Loken said his older brother started working on a solar project and that is what inspired him to do his solar engine project.

“My dad (James Loken) helped me out quite a bit,” Loken said.

Morgan Schnabel, an eighth-grade student from Wishek Public Schools, said her project was to determine if magnets have an effect on the rate of water flow.

“I used 200 milliliters of salted and nonsalted water,” she said. Schnabel used two different-sized magnets with different levels of magnetic force.

Her hypothesis was that the salted water would flow faster over the larger, more powerful magnet.

“What I found was the nonsalt solution water ran faster over both magnets,” Schnabel said.

This was Schnabel’s second year at the science and engineering fair. Last year her project was finding the fastest method for cooling down a can of pop.

“Use a mixture of ice, water and salt. That is the fastest way,” she said.

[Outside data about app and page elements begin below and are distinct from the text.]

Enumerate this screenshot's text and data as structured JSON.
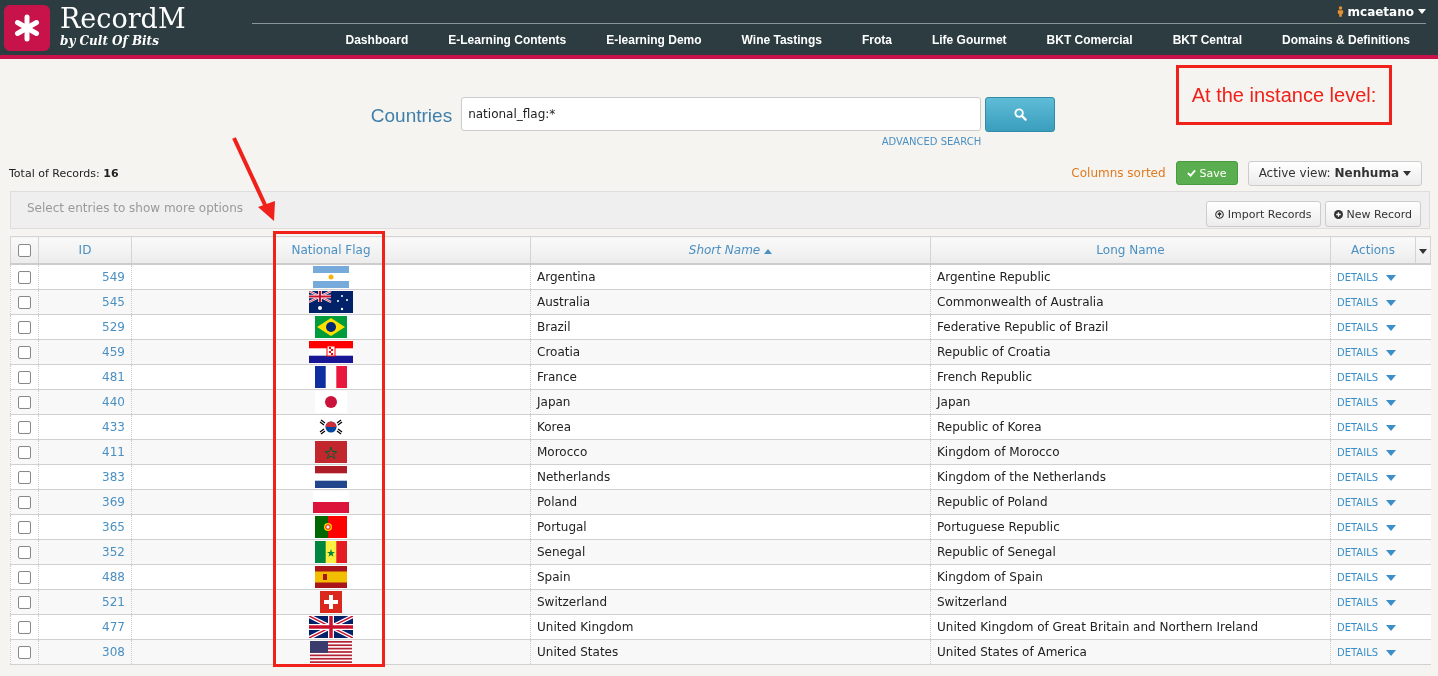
{
  "brand": {
    "name": "RecordM",
    "tagline": "by Cult Of Bits"
  },
  "user": {
    "name": "mcaetano"
  },
  "nav": [
    "Dashboard",
    "E-Learning Contents",
    "E-learning Demo",
    "Wine Tastings",
    "Frota",
    "Life Gourmet",
    "BKT Comercial",
    "BKT Central",
    "Domains & Definitions"
  ],
  "search": {
    "title": "Countries",
    "value": "national_flag:*",
    "advanced": "ADVANCED SEARCH"
  },
  "annotation": {
    "text": "At the instance level:"
  },
  "total": {
    "label": "Total of Records:",
    "count": "16"
  },
  "toolbar": {
    "status": "Columns sorted",
    "save": "Save",
    "view_label": "Active view:",
    "view_value": "Nenhuma"
  },
  "options_hint": "Select entries to show more options",
  "actions": [
    "Import Records",
    "New Record"
  ],
  "select_all": {
    "checked": false
  },
  "columns": [
    {
      "label": "ID",
      "sorted": false
    },
    {
      "label": "National Flag",
      "sorted": false
    },
    {
      "label": "Short Name",
      "sorted": true
    },
    {
      "label": "Long Name",
      "sorted": false
    },
    {
      "label": "Actions",
      "sorted": false
    }
  ],
  "rows": [
    {
      "checked": false,
      "id": "549",
      "kind": "argentina",
      "short": "Argentina",
      "long": "Argentine Republic",
      "action": "DETAILS"
    },
    {
      "checked": false,
      "id": "545",
      "kind": "australia",
      "short": "Australia",
      "long": "Commonwealth of Australia",
      "action": "DETAILS"
    },
    {
      "checked": false,
      "id": "529",
      "kind": "brazil",
      "short": "Brazil",
      "long": "Federative Republic of Brazil",
      "action": "DETAILS"
    },
    {
      "checked": false,
      "id": "459",
      "kind": "croatia",
      "short": "Croatia",
      "long": "Republic of Croatia",
      "action": "DETAILS"
    },
    {
      "checked": false,
      "id": "481",
      "kind": "france",
      "short": "France",
      "long": "French Republic",
      "action": "DETAILS"
    },
    {
      "checked": false,
      "id": "440",
      "kind": "japan",
      "short": "Japan",
      "long": "Japan",
      "action": "DETAILS"
    },
    {
      "checked": false,
      "id": "433",
      "kind": "korea",
      "short": "Korea",
      "long": "Republic of Korea",
      "action": "DETAILS"
    },
    {
      "checked": false,
      "id": "411",
      "kind": "morocco",
      "short": "Morocco",
      "long": "Kingdom of Morocco",
      "action": "DETAILS"
    },
    {
      "checked": false,
      "id": "383",
      "kind": "netherlands",
      "short": "Netherlands",
      "long": "Kingdom of the Netherlands",
      "action": "DETAILS"
    },
    {
      "checked": false,
      "id": "369",
      "kind": "poland",
      "short": "Poland",
      "long": "Republic of Poland",
      "action": "DETAILS"
    },
    {
      "checked": false,
      "id": "365",
      "kind": "portugal",
      "short": "Portugal",
      "long": "Portuguese Republic",
      "action": "DETAILS"
    },
    {
      "checked": false,
      "id": "352",
      "kind": "senegal",
      "short": "Senegal",
      "long": "Republic of Senegal",
      "action": "DETAILS"
    },
    {
      "checked": false,
      "id": "488",
      "kind": "spain",
      "short": "Spain",
      "long": "Kingdom of Spain",
      "action": "DETAILS"
    },
    {
      "checked": false,
      "id": "521",
      "kind": "switzerland",
      "short": "Switzerland",
      "long": "Switzerland",
      "action": "DETAILS"
    },
    {
      "checked": false,
      "id": "477",
      "kind": "uk",
      "short": "United Kingdom",
      "long": "United Kingdom of Great Britain and Northern Ireland",
      "action": "DETAILS"
    },
    {
      "checked": false,
      "id": "308",
      "kind": "usa",
      "short": "United States",
      "long": "United States of America",
      "action": "DETAILS"
    }
  ]
}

Austin Schmidt of Medina is a seventh-grade student at Tappen Public School. His project focused on the docility of cattle and what effect that has on how cattle feed.

“My hypothesis was that docile cattle feed better than cattle that are wilder,” he said.

Schmidt developed a rating scale of 1 to 5, with 1 being the most docile and 5 being the most wild. He weighed each cow in this experiment, then sent each cow through a cattle shoot to determine the animal’s docility. Cows that went through the shoot easy without any bucking or jumping were rated a 1 or 2. Cows that jumped or kicked somewhat received a 3 or 4. Cows that jumped out of the shoot or continually kicked or jumped while in the shoot were given a 5.

Two months later Schmidt weighed the cows in his experiment. To his surprise, the wilder cattle weighed more.

“The wilder cattle didn’t wait to go to the food. As soon as they saw it, they went after it,” he said.

Schmidt said this was his second year having a display at the fair and he would like to come back again next year.

“It’s a lot of fun, seeing the different projects,” he said.

Sun reporter Chris Olson can be reached at 701-952-8454 or by email at

Chris Olson

Hometown: Traverse City, MI College: Northwestern Michigan College and Michigan State University

(701) 952-8454